- Merck & Co. CEO Kenneth Frazier spoke at the CECP’s CEO Investor Forum in February, stressing the importance of creating long-term value.
- He said this comes from considering the desires of all stakeholders, not just investors.
- He oversaw the creation of a corporate responsibility matrix of these desires and their potential impact on success, and has used it to help guide big-picture strategy.
- This post is part of Business Insider’s ongoing series on Better Capitalism.
When Kenneth Frazier became CEO of Merck & Co. in 2011, he knew from the outset that consideration of all the company’s stakeholders – customers, investors, employees, and society at large – was going to be crucial to the success of his tenure.

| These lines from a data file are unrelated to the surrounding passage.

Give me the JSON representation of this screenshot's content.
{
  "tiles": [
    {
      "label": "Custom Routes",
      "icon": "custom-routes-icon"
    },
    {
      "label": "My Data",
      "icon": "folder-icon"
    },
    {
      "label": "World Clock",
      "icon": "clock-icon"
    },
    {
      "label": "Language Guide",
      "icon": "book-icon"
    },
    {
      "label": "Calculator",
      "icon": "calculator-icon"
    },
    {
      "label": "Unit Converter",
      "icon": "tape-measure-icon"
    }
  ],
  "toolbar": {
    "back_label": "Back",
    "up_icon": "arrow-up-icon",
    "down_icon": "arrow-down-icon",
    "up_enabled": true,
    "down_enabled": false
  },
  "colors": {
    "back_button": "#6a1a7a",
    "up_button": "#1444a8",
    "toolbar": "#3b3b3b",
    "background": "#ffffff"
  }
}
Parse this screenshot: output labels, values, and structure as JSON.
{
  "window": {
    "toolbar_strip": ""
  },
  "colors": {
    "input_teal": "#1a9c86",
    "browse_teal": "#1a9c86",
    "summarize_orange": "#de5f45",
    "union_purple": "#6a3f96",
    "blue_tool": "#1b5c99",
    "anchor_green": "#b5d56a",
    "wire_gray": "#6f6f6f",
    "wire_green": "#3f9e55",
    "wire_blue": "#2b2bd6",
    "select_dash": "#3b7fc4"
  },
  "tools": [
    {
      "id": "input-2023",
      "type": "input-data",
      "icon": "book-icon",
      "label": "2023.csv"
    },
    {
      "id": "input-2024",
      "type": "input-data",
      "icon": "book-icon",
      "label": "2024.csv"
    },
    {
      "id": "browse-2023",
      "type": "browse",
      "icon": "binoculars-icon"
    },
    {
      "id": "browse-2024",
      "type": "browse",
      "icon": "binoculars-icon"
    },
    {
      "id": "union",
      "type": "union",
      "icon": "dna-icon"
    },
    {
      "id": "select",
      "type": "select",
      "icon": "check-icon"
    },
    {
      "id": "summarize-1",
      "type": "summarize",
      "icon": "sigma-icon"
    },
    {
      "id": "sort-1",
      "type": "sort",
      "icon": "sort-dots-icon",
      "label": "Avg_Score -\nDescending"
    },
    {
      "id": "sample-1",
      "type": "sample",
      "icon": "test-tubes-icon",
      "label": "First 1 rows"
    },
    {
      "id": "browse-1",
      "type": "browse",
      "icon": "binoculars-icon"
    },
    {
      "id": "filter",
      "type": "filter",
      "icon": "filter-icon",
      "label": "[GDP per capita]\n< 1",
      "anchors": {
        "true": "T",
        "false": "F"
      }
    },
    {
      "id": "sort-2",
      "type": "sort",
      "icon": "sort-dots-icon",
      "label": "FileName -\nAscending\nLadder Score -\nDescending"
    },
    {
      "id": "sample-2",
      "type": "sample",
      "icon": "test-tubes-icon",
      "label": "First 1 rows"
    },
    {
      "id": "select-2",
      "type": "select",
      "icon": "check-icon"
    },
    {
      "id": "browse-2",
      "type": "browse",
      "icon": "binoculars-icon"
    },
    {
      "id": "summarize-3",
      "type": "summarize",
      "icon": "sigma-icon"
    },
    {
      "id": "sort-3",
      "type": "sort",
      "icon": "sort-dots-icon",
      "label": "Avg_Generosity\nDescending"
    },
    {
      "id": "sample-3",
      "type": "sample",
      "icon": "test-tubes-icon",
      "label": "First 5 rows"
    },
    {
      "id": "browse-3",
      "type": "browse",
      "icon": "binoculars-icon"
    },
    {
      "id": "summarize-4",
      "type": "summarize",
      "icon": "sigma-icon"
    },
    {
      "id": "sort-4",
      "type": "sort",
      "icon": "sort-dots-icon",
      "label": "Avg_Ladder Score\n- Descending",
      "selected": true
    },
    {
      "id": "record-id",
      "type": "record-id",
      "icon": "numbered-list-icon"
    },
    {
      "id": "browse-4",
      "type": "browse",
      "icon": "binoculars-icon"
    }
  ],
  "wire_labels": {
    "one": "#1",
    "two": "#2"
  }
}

As head of the pharmaceutical giant, Frazier oversaw an assessment of which issues are most important to each of these stakeholders, and weighed them against how significantly each impacts performance.
The resulting matrix includes 41 issues across four categories: access to health, environmental sustainability, employees, and ethics and transparency. It was completed in 2014 and is based on both internal and external research and surveys.
At the Committee for Encouraging Corporate Philanthropy’s (CECP’s) CEO Investor Forum in February, Frazier said, “we focus in our matrix where we can have the greatest business and societal impact,” and explained that it’s proven beneficial in board discussions amongst themselves and with investors over Merck’s strategic direction.
He said that the board considers the following chart alongside an assessment of risk when making big picture decisions.
From January 2011, when Frazier became CEO, to January 2017, Merck’s stock rose from $36.39 per share to $62.07 per share.
Frazier was Merck’s general counsel during a string of lawsuits following the recall of its drug Vioxx in 2004, experiencing firsthand the effects of his company losing trust among its stakeholders.
He’s won back that trust, he demonstrated at the CEO forum, by focusing on the once-controversial statement that landed Merck & Co. founder George W. Merck on the cover of Time in 1952: “We try never to forget that medicine is for the people. It is not for the profits. The profits follow and if we have remembered that, they have never failed to appear.”